• THE TASK
Read the data, and whenever a line holds the word "Admin", report that line.

Web page and app entries

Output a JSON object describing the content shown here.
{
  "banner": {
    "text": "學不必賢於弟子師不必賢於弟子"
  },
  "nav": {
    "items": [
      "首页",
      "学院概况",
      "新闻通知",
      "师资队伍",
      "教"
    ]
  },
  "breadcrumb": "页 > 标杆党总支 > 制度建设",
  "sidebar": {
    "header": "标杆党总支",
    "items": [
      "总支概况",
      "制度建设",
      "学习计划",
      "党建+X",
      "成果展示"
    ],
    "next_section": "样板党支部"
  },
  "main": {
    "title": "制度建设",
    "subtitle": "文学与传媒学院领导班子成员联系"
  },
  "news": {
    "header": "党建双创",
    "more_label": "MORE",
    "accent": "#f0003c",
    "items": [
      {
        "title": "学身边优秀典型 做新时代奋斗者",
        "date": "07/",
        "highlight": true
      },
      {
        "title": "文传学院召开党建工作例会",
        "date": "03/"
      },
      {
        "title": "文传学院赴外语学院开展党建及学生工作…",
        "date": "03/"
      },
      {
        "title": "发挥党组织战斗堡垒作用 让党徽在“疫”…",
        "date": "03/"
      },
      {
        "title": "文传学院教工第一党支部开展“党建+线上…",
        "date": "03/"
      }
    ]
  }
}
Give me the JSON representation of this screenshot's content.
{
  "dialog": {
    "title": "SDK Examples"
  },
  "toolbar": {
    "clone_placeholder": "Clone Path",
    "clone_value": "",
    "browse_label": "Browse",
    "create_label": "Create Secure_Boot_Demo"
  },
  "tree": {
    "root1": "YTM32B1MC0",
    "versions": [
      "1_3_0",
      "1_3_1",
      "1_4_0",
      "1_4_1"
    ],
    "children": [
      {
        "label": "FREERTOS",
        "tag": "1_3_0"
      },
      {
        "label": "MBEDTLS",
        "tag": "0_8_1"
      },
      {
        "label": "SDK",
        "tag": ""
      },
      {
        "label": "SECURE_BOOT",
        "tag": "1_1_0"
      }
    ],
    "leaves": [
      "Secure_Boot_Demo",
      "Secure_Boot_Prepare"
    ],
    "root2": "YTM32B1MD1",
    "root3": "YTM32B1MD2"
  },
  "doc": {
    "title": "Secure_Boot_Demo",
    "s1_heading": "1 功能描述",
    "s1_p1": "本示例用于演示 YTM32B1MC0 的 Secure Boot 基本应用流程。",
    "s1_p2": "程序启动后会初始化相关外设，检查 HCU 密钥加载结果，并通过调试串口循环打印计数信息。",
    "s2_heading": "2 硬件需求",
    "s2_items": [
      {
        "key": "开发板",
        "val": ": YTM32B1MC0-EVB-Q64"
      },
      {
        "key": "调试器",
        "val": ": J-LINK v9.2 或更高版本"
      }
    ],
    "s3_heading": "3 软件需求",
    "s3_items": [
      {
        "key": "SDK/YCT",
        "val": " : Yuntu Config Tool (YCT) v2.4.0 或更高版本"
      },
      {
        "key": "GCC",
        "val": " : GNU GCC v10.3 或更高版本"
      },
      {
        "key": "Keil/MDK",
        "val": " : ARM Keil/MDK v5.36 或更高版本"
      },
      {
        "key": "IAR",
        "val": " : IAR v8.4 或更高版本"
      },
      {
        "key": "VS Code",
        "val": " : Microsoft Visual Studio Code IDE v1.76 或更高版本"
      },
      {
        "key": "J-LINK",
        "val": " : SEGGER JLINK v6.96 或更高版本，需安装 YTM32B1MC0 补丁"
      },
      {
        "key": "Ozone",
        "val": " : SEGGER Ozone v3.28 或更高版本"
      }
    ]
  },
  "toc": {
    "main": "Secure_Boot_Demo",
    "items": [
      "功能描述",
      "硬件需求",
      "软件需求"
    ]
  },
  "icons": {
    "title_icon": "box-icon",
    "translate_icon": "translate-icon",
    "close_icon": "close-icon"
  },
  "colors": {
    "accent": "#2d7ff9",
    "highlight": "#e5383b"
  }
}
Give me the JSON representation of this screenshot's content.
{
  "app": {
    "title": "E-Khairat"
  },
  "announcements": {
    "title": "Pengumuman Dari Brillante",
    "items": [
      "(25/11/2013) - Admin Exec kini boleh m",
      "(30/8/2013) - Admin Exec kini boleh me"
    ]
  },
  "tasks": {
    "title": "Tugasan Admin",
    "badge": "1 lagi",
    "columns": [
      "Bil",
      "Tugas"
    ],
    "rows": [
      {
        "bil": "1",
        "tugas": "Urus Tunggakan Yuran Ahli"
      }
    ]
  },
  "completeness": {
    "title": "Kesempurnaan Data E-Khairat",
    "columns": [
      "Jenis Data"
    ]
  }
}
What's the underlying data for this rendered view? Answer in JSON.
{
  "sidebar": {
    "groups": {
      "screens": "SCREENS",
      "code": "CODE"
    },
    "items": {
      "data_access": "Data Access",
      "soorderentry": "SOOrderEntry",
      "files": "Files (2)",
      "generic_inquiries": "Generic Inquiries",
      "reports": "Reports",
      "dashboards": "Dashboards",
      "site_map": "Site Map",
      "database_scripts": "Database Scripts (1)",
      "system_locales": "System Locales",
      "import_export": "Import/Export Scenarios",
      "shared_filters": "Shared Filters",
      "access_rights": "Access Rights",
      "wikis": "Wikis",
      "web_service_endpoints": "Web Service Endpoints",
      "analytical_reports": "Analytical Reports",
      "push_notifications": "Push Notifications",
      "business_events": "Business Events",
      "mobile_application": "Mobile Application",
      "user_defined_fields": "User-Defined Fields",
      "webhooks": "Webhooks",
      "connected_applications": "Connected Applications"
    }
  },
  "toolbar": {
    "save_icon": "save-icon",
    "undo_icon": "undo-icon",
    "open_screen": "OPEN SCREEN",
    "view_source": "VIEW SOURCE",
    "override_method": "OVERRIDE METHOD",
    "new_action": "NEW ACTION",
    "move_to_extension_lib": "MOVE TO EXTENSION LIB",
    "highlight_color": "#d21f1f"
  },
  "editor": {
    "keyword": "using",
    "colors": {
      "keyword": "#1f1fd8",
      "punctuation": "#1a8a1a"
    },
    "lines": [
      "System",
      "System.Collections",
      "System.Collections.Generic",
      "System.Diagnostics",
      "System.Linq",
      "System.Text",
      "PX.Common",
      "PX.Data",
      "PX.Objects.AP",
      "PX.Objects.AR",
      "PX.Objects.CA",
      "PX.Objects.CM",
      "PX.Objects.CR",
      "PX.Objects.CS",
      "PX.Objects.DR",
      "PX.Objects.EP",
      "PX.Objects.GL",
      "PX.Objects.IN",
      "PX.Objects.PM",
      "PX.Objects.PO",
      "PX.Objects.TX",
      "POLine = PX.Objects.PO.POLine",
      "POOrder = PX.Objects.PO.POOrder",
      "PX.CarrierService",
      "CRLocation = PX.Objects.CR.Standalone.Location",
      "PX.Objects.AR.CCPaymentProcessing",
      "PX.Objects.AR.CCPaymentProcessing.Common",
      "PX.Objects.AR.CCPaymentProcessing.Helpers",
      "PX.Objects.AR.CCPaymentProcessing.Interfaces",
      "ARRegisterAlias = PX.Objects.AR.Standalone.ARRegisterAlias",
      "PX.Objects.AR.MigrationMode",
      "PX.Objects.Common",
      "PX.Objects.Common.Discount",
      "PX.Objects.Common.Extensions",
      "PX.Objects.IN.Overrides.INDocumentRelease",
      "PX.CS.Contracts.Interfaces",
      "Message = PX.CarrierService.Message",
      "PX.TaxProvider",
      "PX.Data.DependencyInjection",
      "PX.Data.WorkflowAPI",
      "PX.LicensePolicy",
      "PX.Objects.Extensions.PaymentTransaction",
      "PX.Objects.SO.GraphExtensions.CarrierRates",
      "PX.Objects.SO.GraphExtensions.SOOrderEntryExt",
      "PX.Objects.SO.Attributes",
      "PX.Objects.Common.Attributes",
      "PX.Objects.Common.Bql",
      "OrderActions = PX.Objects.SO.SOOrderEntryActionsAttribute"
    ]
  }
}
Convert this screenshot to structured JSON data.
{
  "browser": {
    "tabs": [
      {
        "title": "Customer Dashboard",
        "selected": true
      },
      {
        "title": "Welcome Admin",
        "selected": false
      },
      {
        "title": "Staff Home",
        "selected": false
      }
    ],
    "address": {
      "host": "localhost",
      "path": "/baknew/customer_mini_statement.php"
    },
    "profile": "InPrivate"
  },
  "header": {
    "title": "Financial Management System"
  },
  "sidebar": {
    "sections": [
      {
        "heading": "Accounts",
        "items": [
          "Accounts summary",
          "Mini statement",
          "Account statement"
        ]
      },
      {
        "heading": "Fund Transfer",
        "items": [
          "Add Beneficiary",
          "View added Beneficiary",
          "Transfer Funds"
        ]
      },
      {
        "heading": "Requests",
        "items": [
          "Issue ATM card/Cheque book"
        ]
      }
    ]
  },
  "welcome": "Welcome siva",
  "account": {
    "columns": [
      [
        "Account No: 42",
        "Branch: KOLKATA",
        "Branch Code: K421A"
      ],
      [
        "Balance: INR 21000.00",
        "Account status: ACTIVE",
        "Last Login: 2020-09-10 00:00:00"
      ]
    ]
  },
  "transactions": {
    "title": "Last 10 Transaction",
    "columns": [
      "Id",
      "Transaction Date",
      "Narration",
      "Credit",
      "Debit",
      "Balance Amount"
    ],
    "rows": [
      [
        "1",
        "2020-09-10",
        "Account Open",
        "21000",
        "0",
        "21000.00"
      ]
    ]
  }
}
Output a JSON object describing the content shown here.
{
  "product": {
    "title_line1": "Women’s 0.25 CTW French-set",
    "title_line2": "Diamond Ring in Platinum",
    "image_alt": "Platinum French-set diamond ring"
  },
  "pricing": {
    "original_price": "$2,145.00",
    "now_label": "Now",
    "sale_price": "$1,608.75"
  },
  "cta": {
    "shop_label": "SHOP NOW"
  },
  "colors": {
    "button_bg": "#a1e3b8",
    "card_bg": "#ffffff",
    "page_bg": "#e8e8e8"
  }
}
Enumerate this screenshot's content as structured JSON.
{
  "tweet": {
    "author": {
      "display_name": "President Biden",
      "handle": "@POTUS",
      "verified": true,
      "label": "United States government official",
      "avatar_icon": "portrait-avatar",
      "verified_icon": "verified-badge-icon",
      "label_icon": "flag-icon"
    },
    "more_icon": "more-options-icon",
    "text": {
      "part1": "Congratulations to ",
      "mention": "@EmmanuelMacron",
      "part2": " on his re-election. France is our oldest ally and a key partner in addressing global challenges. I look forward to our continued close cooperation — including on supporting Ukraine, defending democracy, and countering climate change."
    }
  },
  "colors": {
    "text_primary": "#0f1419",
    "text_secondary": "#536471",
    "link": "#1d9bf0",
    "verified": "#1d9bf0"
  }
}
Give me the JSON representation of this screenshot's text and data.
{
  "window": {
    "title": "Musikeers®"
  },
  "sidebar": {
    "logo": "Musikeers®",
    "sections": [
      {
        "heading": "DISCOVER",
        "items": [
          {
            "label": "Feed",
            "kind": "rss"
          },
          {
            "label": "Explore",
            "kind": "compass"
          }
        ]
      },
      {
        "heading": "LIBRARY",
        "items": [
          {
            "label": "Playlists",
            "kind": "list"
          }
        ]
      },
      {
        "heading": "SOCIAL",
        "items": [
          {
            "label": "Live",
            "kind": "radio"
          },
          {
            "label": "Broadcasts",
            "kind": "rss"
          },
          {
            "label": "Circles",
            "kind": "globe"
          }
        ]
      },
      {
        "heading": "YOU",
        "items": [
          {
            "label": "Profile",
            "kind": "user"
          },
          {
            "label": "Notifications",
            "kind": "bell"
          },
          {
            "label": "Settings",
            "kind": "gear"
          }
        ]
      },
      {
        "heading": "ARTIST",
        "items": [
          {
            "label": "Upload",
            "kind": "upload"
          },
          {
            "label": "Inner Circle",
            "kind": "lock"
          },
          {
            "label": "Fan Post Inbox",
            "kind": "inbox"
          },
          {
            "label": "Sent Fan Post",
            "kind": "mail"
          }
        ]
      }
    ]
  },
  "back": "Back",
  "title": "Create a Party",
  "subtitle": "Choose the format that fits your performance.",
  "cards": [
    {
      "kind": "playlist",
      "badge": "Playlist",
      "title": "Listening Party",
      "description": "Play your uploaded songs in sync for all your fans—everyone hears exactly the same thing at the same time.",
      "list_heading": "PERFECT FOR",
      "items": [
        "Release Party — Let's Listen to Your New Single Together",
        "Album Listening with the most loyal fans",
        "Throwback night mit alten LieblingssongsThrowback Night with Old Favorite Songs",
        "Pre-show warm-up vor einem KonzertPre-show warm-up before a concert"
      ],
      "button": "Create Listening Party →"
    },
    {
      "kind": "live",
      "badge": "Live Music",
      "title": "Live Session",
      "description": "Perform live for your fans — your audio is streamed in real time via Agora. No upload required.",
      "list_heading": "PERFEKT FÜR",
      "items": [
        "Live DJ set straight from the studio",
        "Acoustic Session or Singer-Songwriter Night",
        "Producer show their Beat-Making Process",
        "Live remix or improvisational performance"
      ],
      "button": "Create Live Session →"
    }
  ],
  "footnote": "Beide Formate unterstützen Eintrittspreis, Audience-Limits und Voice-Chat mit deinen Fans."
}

• SOLUTION FOR THIS PROBLEM
      "(25/11/2013) - Admin Exec kini boleh m",
      "(30/8/2013) - Admin Exec kini boleh me"
    "title": "Tugasan Admin",
        "title": "Welcome Admin",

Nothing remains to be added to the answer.